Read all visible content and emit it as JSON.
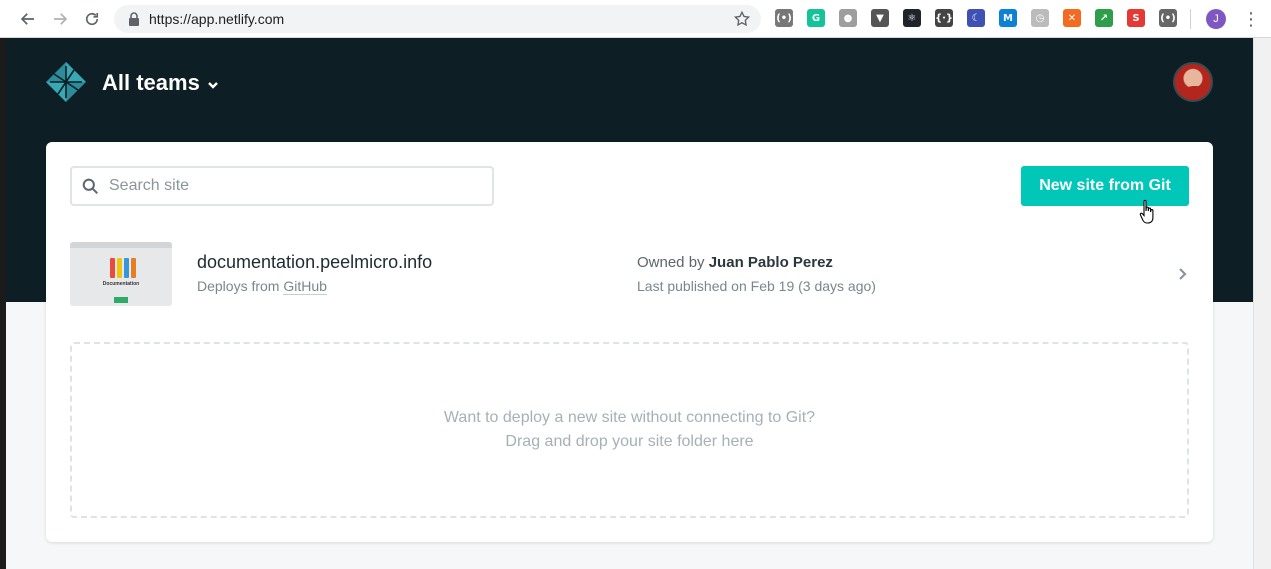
{
  "browser": {
    "url": "https://app.netlify.com",
    "profile_initial": "J",
    "extensions": [
      {
        "name": "lighthouse-icon",
        "glyph": "((•))",
        "color": "#777777"
      },
      {
        "name": "grammarly-icon",
        "glyph": "G",
        "color": "#15c39a"
      },
      {
        "name": "circle-ext-icon",
        "glyph": "●",
        "color": "#9e9e9e"
      },
      {
        "name": "vue-devtools-icon",
        "glyph": "▼",
        "color": "#555555"
      },
      {
        "name": "react-devtools-icon",
        "glyph": "⚛",
        "color": "#20232a"
      },
      {
        "name": "code-ext-icon",
        "glyph": "{·}",
        "color": "#444444"
      },
      {
        "name": "moon-ext-icon",
        "glyph": "☾",
        "color": "#3f51b5"
      },
      {
        "name": "movistar-ext-icon",
        "glyph": "M",
        "color": "#0b82d6"
      },
      {
        "name": "timer-ext-icon",
        "glyph": "◷",
        "color": "#bbbbbb"
      },
      {
        "name": "orange-ext-icon",
        "glyph": "✕",
        "color": "#f26b21"
      },
      {
        "name": "green-arrow-ext-icon",
        "glyph": "↗",
        "color": "#2e9e4a"
      },
      {
        "name": "red-ext-icon",
        "glyph": "S",
        "color": "#e53935"
      },
      {
        "name": "broadcast-ext-icon",
        "glyph": "(•)",
        "color": "#666666"
      }
    ]
  },
  "header": {
    "team_label": "All teams"
  },
  "search": {
    "placeholder": "Search site"
  },
  "actions": {
    "new_site_label": "New site from Git"
  },
  "sites": [
    {
      "name": "documentation.peelmicro.info",
      "deploys_prefix": "Deploys from ",
      "deploys_source": "GitHub",
      "owned_prefix": "Owned by ",
      "owner": "Juan Pablo Perez",
      "published": "Last published on Feb 19 (3 days ago)",
      "thumbnail_title": "Documentation"
    }
  ],
  "dropzone": {
    "line1": "Want to deploy a new site without connecting to Git?",
    "line2": "Drag and drop your site folder here"
  },
  "colors": {
    "header_bg": "#0e1e25",
    "accent": "#00c7b7"
  }
}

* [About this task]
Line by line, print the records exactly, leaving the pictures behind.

* [Answer section]
Read all visible content and emit it as JSON.
{
  "browser": {
    "url": "https://app.netlify.com",
    "profile_initial": "J",
    "extensions": [
      {
        "name": "lighthouse-icon",
        "glyph": "((•))",
        "color": "#777777"
      },
      {
        "name": "grammarly-icon",
        "glyph": "G",
        "color": "#15c39a"
      },
      {
        "name": "circle-ext-icon",
        "glyph": "●",
        "color": "#9e9e9e"
      },
      {
        "name": "vue-devtools-icon",
        "glyph": "▼",
        "color": "#555555"
      },
      {
        "name": "react-devtools-icon",
        "glyph": "⚛",
        "color": "#20232a"
      },
      {
        "name": "code-ext-icon",
        "glyph": "{·}",
        "color": "#444444"
      },
      {
        "name": "moon-ext-icon",
        "glyph": "☾",
        "color": "#3f51b5"
      },
      {
        "name": "movistar-ext-icon",
        "glyph": "M",
        "color": "#0b82d6"
      },
      {
        "name": "timer-ext-icon",
        "glyph": "◷",
        "color": "#bbbbbb"
      },
      {
        "name": "orange-ext-icon",
        "glyph": "✕",
        "color": "#f26b21"
      },
      {
        "name": "green-arrow-ext-icon",
        "glyph": "↗",
        "color": "#2e9e4a"
      },
      {
        "name": "red-ext-icon",
        "glyph": "S",
        "color": "#e53935"
      },
      {
        "name": "broadcast-ext-icon",
        "glyph": "(•)",
        "color": "#666666"
      }
    ]
  },
  "header": {
    "team_label": "All teams"
  },
  "search": {
    "placeholder": "Search site"
  },
  "actions": {
    "new_site_label": "New site from Git"
  },
  "sites": [
    {
      "name": "documentation.peelmicro.info",
      "deploys_prefix": "Deploys from ",
      "deploys_source": "GitHub",
      "owned_prefix": "Owned by ",
      "owner": "Juan Pablo Perez",
      "published": "Last published on Feb 19 (3 days ago)",
      "thumbnail_title": "Documentation"
    }
  ],
  "dropzone": {
    "line1": "Want to deploy a new site without connecting to Git?",
    "line2": "Drag and drop your site folder here"
  },
  "colors": {
    "header_bg": "#0e1e25",
    "accent": "#00c7b7"
  }
}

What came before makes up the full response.